PROVIDED ENTRIES:

=-=-=-=-=

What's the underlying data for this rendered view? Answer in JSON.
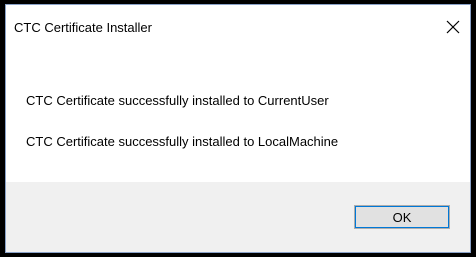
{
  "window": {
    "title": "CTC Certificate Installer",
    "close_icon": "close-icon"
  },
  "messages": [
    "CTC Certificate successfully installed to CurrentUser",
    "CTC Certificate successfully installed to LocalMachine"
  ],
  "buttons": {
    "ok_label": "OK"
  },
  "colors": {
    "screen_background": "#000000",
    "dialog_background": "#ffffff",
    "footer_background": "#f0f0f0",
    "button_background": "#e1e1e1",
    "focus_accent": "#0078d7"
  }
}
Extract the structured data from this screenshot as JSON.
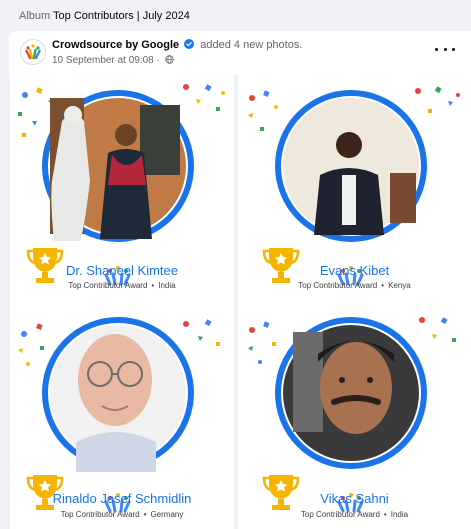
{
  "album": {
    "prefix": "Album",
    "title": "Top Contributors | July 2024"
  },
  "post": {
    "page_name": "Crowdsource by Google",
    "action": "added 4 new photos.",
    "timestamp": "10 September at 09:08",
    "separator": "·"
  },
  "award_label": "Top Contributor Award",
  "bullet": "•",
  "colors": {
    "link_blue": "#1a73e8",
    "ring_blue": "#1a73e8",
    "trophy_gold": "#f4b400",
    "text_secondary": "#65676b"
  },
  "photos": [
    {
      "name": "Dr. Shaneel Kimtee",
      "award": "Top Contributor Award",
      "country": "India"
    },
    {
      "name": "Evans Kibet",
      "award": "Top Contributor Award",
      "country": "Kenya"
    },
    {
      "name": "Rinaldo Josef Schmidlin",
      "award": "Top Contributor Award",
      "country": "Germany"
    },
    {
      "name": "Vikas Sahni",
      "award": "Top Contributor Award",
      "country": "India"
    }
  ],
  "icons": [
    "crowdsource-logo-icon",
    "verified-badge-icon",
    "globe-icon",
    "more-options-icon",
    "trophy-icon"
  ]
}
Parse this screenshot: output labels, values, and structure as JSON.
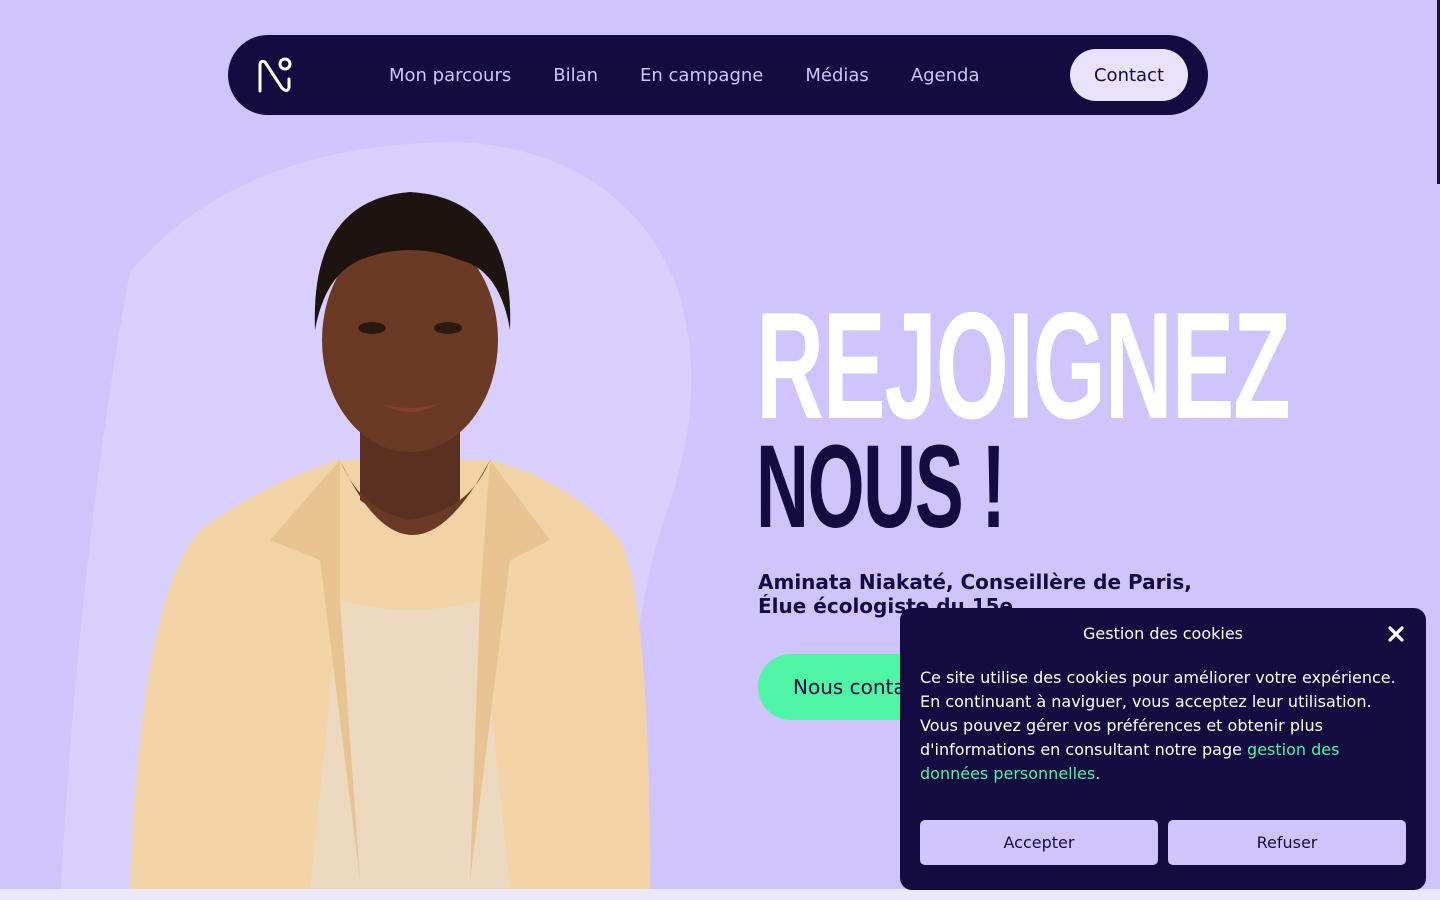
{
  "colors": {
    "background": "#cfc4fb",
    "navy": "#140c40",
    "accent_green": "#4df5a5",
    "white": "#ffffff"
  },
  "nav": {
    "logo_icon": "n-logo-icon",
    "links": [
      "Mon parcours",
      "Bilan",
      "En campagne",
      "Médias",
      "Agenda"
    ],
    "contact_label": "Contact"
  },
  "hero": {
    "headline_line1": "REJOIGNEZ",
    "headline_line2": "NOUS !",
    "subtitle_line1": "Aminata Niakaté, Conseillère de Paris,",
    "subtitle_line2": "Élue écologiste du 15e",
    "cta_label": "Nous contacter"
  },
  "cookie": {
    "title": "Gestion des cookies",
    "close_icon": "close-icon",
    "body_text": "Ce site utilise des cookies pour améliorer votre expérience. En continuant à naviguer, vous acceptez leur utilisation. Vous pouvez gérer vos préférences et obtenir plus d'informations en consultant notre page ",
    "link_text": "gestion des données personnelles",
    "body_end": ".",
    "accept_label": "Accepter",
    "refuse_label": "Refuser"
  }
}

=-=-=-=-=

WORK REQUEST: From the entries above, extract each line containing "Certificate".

EXERCISE RESULT:
    "title": "CTC Certificate Installer",
    "CTC Certificate successfully installed to CurrentUser",
    "CTC Certificate successfully installed to LocalMachine"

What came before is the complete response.